Background: Exercise training is a known stimulus for arteriogenesis, but it is unclear whether elite athletes, who exhibit increased conduit vessel diameter at rest, experience further structural vascular adaptations as a result of intense exercise training.
Methods: Cross-sectional comparisons were performed between elite rowers (N = 17), following a respite from training, and eight untrained age- and gender-matched controls to assess the effects of long-term exercise on vessel structure. To determine the impact of the resumption of intensive exercise training on conduit artery structure, measures were repeated following 3 and 6 months of training in the athletes; the controls remained inactive. Conduit vessel structure was assessed, using high-resolution B-mode ultrasound, as brachial artery diameter at rest (BADr) and in response to 5-min (BAD5) and 10-min (BAD10) periods of forearm cuff ischemia. Shear rate profiles were also analyzed following cuff deflation at all time points.
Results: At entry, all measures of BAD were greater (all P < 0.05) in the athletes relative to controls (athletes vs controls; BADr 4.47 ± 0.10 vs 3.84 ± 0.22 mm; BAD5 4.70 ± 0.10 vs 4.05 ± 0.36 mm, and BAD10 4.93 ± 0.10 vs 4.07 ± 0.25 mm). Resumption of exercise training caused a further increase in brachial artery diameters in the athletes at 3 months (BADr, 4.71 ± 0.10 mm, P < 0.01; BAD5 4.94 ± 0.10 mm, P < 0.05; BAD10 5.12 ± 0.10 mm, P < 0.001), which were maintained, but not further increased, after 6 months of training.

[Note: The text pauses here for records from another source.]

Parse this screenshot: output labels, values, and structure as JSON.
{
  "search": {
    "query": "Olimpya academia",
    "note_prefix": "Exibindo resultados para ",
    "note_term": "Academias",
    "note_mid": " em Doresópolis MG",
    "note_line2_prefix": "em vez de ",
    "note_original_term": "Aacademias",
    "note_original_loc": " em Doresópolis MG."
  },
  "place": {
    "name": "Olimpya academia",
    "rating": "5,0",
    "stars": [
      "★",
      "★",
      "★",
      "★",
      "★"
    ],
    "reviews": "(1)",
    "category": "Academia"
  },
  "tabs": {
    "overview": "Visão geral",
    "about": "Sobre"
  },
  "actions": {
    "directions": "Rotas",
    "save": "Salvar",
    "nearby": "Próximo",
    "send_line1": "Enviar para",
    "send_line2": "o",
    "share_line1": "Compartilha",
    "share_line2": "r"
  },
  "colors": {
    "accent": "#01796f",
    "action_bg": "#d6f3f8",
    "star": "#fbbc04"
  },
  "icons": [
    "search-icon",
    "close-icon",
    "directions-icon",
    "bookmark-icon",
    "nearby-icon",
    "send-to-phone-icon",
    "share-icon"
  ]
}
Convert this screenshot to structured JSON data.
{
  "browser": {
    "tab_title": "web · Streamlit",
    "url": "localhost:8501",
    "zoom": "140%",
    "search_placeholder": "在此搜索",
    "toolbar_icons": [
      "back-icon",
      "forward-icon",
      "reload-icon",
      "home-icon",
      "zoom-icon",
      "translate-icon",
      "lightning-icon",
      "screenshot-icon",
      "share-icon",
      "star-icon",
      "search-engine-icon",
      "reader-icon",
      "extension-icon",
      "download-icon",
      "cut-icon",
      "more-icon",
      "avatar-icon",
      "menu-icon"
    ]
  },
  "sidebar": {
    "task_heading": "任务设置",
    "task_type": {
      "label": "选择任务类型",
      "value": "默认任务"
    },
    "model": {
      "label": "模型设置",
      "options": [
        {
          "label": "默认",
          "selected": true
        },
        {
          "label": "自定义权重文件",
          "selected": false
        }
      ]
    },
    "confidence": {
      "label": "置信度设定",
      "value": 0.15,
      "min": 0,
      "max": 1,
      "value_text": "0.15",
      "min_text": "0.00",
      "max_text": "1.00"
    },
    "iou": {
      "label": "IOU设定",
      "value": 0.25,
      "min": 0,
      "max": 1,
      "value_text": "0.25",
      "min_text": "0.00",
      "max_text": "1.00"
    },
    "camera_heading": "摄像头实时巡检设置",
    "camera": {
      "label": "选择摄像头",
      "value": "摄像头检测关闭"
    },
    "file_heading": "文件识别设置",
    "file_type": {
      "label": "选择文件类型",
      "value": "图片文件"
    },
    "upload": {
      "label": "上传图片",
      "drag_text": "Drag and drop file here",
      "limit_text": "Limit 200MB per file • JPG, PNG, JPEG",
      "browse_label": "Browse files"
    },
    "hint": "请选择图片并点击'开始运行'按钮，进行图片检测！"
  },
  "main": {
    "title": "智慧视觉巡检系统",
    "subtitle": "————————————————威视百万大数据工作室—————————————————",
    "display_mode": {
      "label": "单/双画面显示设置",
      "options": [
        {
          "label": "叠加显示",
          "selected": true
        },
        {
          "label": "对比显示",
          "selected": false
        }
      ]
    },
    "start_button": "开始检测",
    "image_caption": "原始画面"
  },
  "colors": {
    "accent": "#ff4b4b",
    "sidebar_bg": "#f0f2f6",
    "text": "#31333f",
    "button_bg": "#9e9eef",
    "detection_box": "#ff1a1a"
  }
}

Conclusions: Athletes exhibit enhanced conduit artery diameters at rest and in response to vasodilator stimuli. Despite this long-term training effect on arterial structure, resumption of training further enhances diameter, an effect that occurs within 3 months.